Published September 24. 2013 2:00PM Updated September 25. 2013 12:04AM
Groton — For four hours Tuesday, job-seekers streamed in and out of the Groton Inn & Suites. They filled out forms, dropped off resumes, chatted up recruiters — and crossed their fingers.
The lucky ones will hear from one of the 16 companies that staffed exhibits at a job fair hosted by The Day.
By all accounts, the turnout was surprisingly big, a circumstance many referred to as both the good news and the bad news inasmuch as it was a reflection of the region's stubbornly high unemployment rate. When it was over, organizers estimated nearly 800 people had attended.
U.S. Rep. Joe Courtney, D-2nd District, surveyed the scene at mid-morning.
"The numbers speak for themselves," he said. "The supply outstrips the number of openings.
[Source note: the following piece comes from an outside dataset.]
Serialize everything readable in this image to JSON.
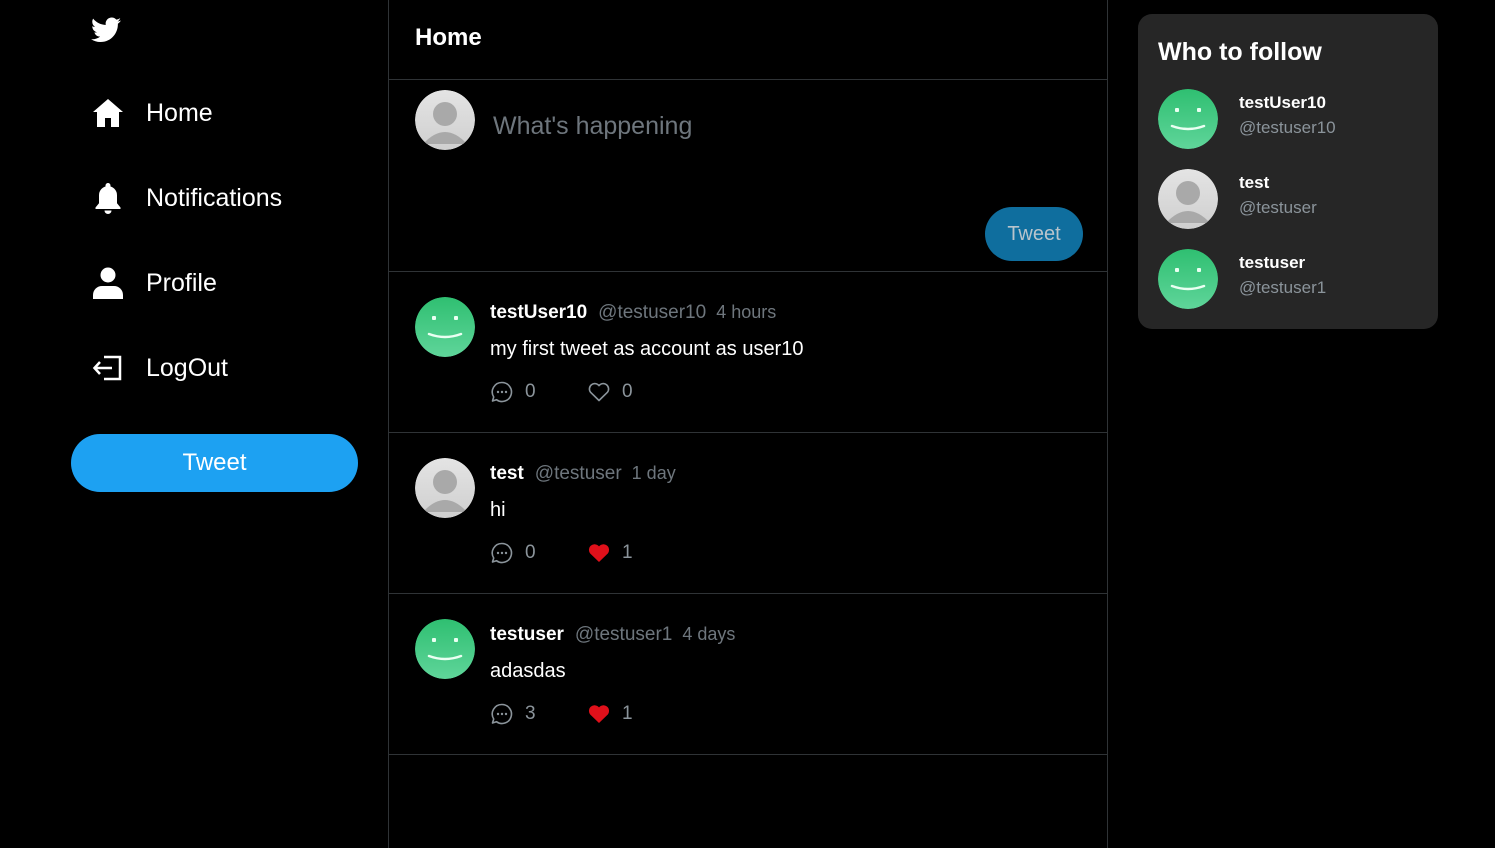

It's the same picture we saw about a year ago at a fair up in Norwich, though clearly, part of the group here is people who are working and who want to do better.
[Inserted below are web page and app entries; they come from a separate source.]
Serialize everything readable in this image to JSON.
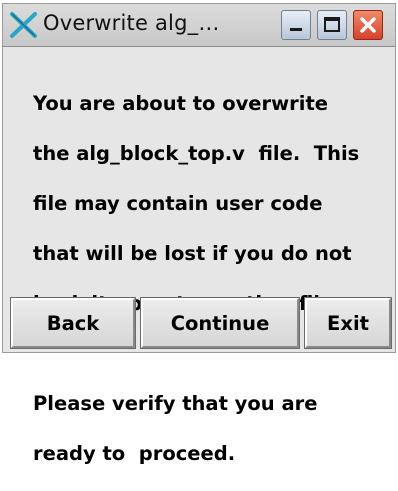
{
  "window": {
    "title": "Overwrite alg_…",
    "icon": "x-cross-icon",
    "controls": [
      "minimize",
      "maximize",
      "close"
    ]
  },
  "message": {
    "lines": [
      "You are about to overwrite",
      "the alg_block_top.v  file.  This",
      "file may contain user code",
      "that will be lost if you do not",
      "back it up onto another file."
    ],
    "lines2": [
      "Please verify that you are",
      "ready to  proceed."
    ]
  },
  "buttons": {
    "back": "Back",
    "continue": "Continue",
    "exit": "Exit"
  }
}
"It shows that the economy and jobs should be the No. 1 focus (in Washington)."
Courtney said that despite the "turbulence" in employment at Electric Boat, which has announced about 250 layoffs in recent months, the submarine builder remains "fundamentally strong." Throughout the event, skilled job hopefuls lined up at the company's table.
Mohegan Sun also drew considerable interest. Patrycja Rogers, an employment specialist with the Uncasville casino, said it had nearly 200 positions to fill, about 75 percent of them part-time.
Foxwoods Resort Casino also manned a table, as did one of its third-party vendors, Marshall Retail Group, which debuted three stores in Foxwoods in late June — two apparel outlets and a specialty candy shop.
Lee D'Angelis, an MRG office manager, said she had openings for a store manager, an assistant manager and a half-dozen sales associates. She said the job fair was the best attended of any she's seen in her nine years with the Atlantic City, N.J.-based company.
U.S. Foods, a national food-service distributor with a location in Norwich, was looking to hire truck drivers, credit coordinators and customer-service representatives, according to Tina Rice, a human resources manager.
"We've been experiencing quite a bit of growth," she said. "Truck drivers are the hardest to find."
Some job-seekers expressed frustration at the healthy turnout.
"The lines were so long, it was kind of discouraging," Shane Gulick, of Groton, said as he returned to the hotel parking lot. A former WXLM radio show host laid off by Cumulus Media in mid-July, Gulick said the fair didn't offer much in the way of media opportunities, but that he did talk to a Foxwoods representative about "something in event marketing."
While he'd like to stay in broadcasting, he said he knows he has to keep his options open.
Elizabeth Schramm, a Stonington woman who's been out of work for more than 18 months, said she came to the job fair — her first — hoping to meet people face-to-face and perhaps land an interview.
"All the applications are online," she said.
A Groton man who asked to remain anonymous said he was laid off last week by a Groton manufacturer.
"After 30 years, I don't have a clue (about job-hunting)," he said. "But I'm not waiting around."